(Data records for software interfaces)
"""

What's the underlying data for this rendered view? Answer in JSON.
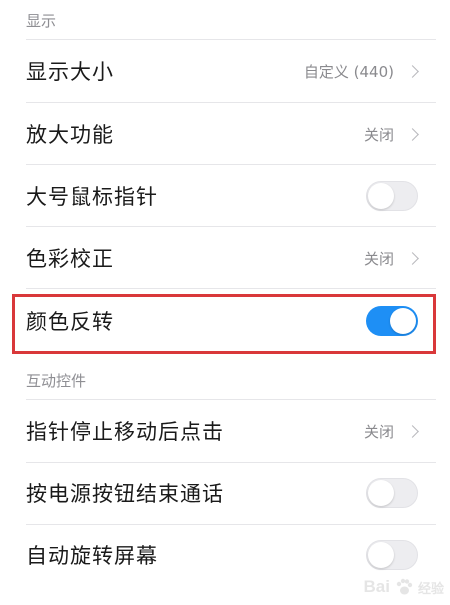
{
  "sections": {
    "display": {
      "title": "显示"
    },
    "interaction": {
      "title": "互动控件"
    }
  },
  "rows": {
    "display_size": {
      "label": "显示大小",
      "value": "自定义 (440)"
    },
    "magnification": {
      "label": "放大功能",
      "value": "关闭"
    },
    "large_pointer": {
      "label": "大号鼠标指针",
      "toggle": false
    },
    "color_correction": {
      "label": "色彩校正",
      "value": "关闭"
    },
    "color_inversion": {
      "label": "颜色反转",
      "toggle": true
    },
    "click_after_pointer_stops": {
      "label": "指针停止移动后点击",
      "value": "关闭"
    },
    "power_button_ends_call": {
      "label": "按电源按钮结束通话",
      "toggle": false
    },
    "auto_rotate": {
      "label": "自动旋转屏幕",
      "toggle": false
    }
  },
  "colors": {
    "toggle_on": "#1e8ff5",
    "highlight_border": "#d9383a"
  },
  "watermark": {
    "text": "Bai",
    "suffix": "经验"
  }
}
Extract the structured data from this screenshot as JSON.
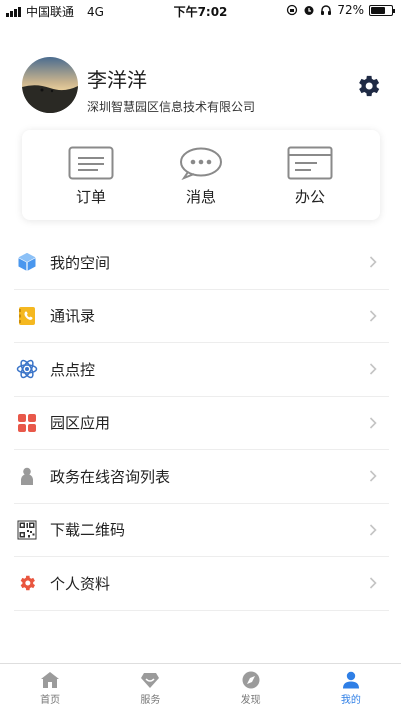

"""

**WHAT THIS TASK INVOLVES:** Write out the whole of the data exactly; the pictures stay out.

**ANSWER FOR THIS EXERCISE:**
What's the underlying data for this rendered view? Answer in JSON.
{
  "sections": {
    "display": {
      "title": "显示"
    },
    "interaction": {
      "title": "互动控件"
    }
  },
  "rows": {
    "display_size": {
      "label": "显示大小",
      "value": "自定义 (440)"
    },
    "magnification": {
      "label": "放大功能",
      "value": "关闭"
    },
    "large_pointer": {
      "label": "大号鼠标指针",
      "toggle": false
    },
    "color_correction": {
      "label": "色彩校正",
      "value": "关闭"
    },
    "color_inversion": {
      "label": "颜色反转",
      "toggle": true
    },
    "click_after_pointer_stops": {
      "label": "指针停止移动后点击",
      "value": "关闭"
    },
    "power_button_ends_call": {
      "label": "按电源按钮结束通话",
      "toggle": false
    },
    "auto_rotate": {
      "label": "自动旋转屏幕",
      "toggle": false
    }
  },
  "colors": {
    "toggle_on": "#1e8ff5",
    "highlight_border": "#d9383a"
  },
  "watermark": {
    "text": "Bai",
    "suffix": "经验"
  }
}
Extract the structured data from this screenshot as JSON.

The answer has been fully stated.